## What to work on
Where a line in the material below has the string "true", please report it.

========

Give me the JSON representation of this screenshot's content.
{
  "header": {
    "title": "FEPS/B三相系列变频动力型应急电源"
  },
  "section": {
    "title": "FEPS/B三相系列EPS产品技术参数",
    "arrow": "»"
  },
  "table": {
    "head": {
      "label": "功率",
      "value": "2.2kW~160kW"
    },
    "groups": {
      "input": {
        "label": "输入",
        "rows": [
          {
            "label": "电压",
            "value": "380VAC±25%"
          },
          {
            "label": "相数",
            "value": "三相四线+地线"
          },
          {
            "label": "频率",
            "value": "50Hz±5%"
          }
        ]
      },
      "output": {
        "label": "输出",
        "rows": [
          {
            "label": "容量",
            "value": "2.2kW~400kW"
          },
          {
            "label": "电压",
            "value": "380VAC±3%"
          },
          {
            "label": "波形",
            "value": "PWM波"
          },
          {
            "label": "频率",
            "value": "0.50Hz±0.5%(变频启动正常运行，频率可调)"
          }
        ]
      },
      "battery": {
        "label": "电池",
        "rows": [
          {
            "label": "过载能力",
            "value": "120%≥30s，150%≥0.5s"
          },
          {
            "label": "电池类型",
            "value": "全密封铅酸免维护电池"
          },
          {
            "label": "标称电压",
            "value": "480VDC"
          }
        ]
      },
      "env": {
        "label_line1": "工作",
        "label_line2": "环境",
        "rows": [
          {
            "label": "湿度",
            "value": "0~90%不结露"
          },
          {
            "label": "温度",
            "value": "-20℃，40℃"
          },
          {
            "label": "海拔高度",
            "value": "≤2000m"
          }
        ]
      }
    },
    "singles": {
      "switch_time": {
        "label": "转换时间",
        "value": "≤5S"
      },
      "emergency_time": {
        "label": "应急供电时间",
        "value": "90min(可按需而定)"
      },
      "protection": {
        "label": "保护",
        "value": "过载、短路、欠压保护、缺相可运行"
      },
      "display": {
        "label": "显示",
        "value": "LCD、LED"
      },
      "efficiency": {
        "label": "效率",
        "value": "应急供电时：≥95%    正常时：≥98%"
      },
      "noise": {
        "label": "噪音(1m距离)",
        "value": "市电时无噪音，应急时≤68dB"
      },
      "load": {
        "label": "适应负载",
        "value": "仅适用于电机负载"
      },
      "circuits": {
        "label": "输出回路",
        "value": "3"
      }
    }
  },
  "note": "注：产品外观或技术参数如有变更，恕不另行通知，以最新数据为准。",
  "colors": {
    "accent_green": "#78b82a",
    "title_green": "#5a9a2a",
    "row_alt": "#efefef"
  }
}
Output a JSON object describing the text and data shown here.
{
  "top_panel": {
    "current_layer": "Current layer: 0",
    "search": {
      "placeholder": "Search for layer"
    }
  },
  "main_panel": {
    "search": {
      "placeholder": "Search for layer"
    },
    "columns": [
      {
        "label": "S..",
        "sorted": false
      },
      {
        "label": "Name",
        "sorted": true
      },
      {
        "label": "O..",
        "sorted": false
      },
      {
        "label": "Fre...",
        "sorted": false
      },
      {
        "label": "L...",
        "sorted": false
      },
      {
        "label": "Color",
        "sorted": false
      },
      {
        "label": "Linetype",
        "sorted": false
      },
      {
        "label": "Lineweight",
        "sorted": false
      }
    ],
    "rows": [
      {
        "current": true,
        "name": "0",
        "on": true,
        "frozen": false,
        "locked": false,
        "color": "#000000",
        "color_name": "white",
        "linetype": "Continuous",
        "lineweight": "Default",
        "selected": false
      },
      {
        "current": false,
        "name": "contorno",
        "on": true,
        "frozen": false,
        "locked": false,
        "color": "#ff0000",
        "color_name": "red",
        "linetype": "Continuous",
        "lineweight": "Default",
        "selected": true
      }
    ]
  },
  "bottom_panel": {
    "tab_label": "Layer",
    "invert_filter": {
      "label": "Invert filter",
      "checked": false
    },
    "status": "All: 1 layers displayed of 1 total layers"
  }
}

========

## Expected output
        "sorted": true
        "current": true,
        "on": true,
        "on": true,
        "selected": true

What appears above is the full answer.